This page defines several important group properties, providing examples for each one.


A basic knowledge of group theory, such as would be taught in typical first course on the subject.

Note iconIncomplete This article is incomplete. Properties to include: solvable, perfect. What other properties are worth including? I plan to organize a table at the end showing, for each set of properties, a (nontrivial) group or family of groups satisfying that exact set of properties.

Abelian groups

A group G is abelian if the group operation is commutative; i.e., if gh = hg for all g,h \in G. When a group is abelian, the operation is generally written additively as g + h instead of multiplicatively as gh, and the identity is denoted as 0 instead of 1. A group that fails to be abelian is called nonabelian.

Example 1

The integers \Z with the usual addition operation form an abelian group. The same is true for any of the familiar number systems (\Q, \R, and \C).

Example 2

Since an element of a group commutes with all powers of itself, and a cyclic group consists of all the powers of a single element, it follows that cyclic groups are always abelian.

Example 3

The group of invertible 2 \times 2 matrices with real entries forms a group under multiplication that is nonabelian.

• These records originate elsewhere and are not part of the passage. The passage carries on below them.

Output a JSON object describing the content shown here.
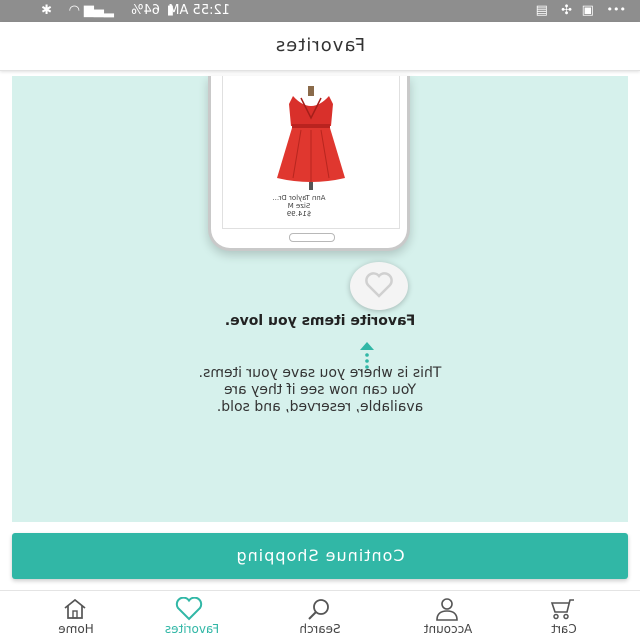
{
  "status_bar": {
    "time": "12:55 AM",
    "battery_percent": "64%",
    "signal_icon": "signal-icon",
    "wifi_icon": "wifi-icon",
    "bluetooth_icon": "bluetooth-icon",
    "more_icon": "more-dots-icon"
  },
  "header": {
    "title": "Favorites"
  },
  "onboarding": {
    "product": {
      "name": "Ann Taylor Dr...",
      "size": "Size M",
      "price": "$14.99"
    },
    "headline": "Favorite items you love.",
    "body_lines": [
      "This is where you save your items.",
      "You can now see if they are",
      "available, reserved, and sold."
    ]
  },
  "cta": {
    "label": "Continue Shopping"
  },
  "bottom_nav": {
    "items": [
      {
        "label": "Home",
        "icon": "home-icon"
      },
      {
        "label": "Favorites",
        "icon": "heart-icon",
        "active": true
      },
      {
        "label": "Search",
        "icon": "search-icon"
      },
      {
        "label": "Account",
        "icon": "user-icon"
      },
      {
        "label": "Cart",
        "icon": "cart-icon"
      }
    ]
  },
  "colors": {
    "accent": "#31b7a6",
    "panel": "#d6f1ec",
    "status_bar": "#8e8e8e",
    "dress": "#d9302b"
  }
}
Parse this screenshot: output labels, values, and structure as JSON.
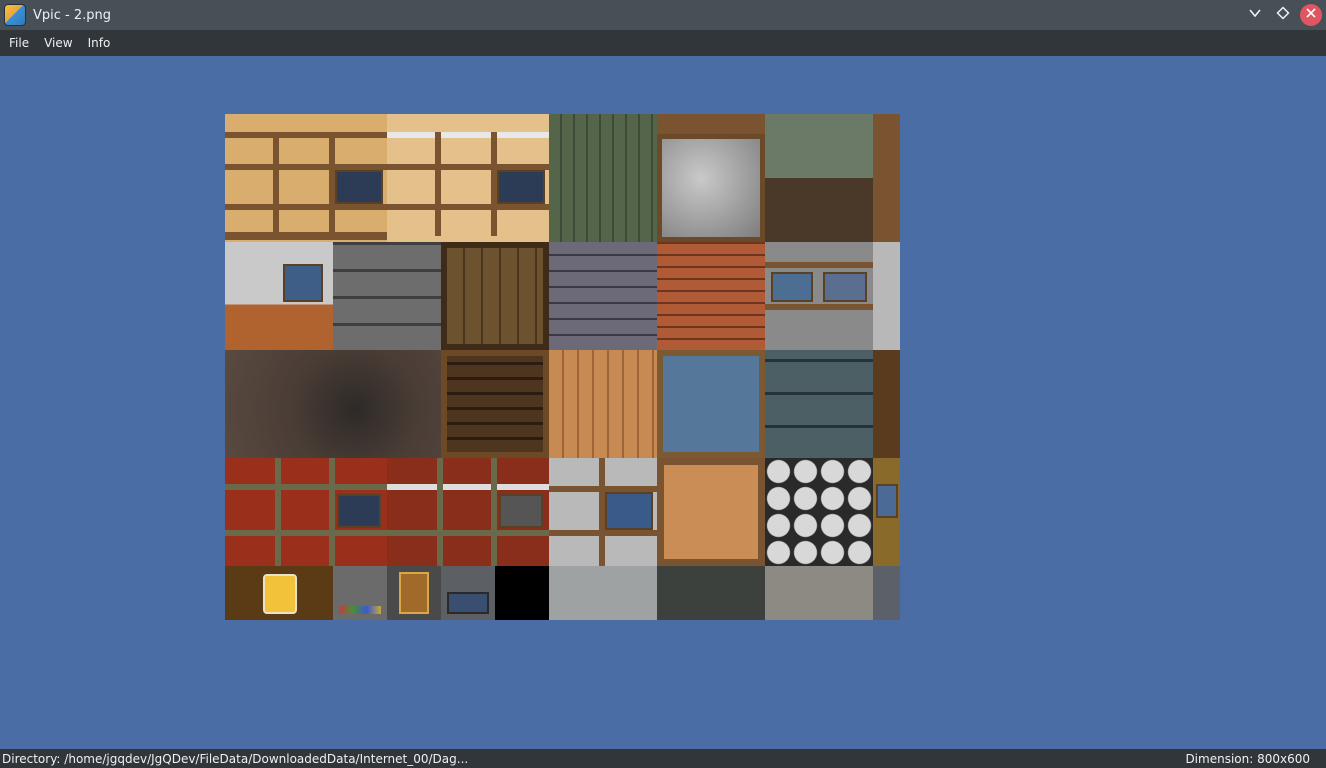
{
  "window": {
    "title": "Vpic - 2.png",
    "controls": {
      "minimize_icon": "chevron-down-icon",
      "maximize_icon": "diamond-icon",
      "close_icon": "close-icon"
    }
  },
  "menu": {
    "items": [
      {
        "label": "File"
      },
      {
        "label": "View"
      },
      {
        "label": "Info"
      }
    ]
  },
  "viewer": {
    "background_color": "#4a6da6",
    "image_description_icon": "texture-atlas-image"
  },
  "status": {
    "directory": "Directory: /home/jgqdev/JgQDev/FileData/DownloadedData/Internet_00/Dag...",
    "dimension": "Dimension: 800x600"
  }
}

Simple groups

A group G is simple if it has no proper normal subgroups (that is, if its only normal subgroups are itself and the trivial group). Said another way, if  G \to H is a surjective group homomorphism and G is simple, then either H is isomorphic to G, or H is the trivial group.

Example 4

Since a cyclic group of prime order has no subgroups other than itself and the trivial group, it must be simple.

Example 5

If G is a finite abelian group, then any subgroup H of G is a normal subgroup of G. Therefore, G is simple if and only if it has no proper subgroups. This only happens when the order of G is prime, in which case it is cyclic, as in the previous example.

Torsion groups

We say that a group G is torsion if all of its elements have finite order. Of course, all finite groups are torsion, but there are many infinite torsion groups as well.

Example 6

The additive group of \Q/\Z is torsion: given any nonzero element g \in \Q, we can write it as p/q, and so qg will be the integer p. Thus g will have order dividing q in \Q/\Z.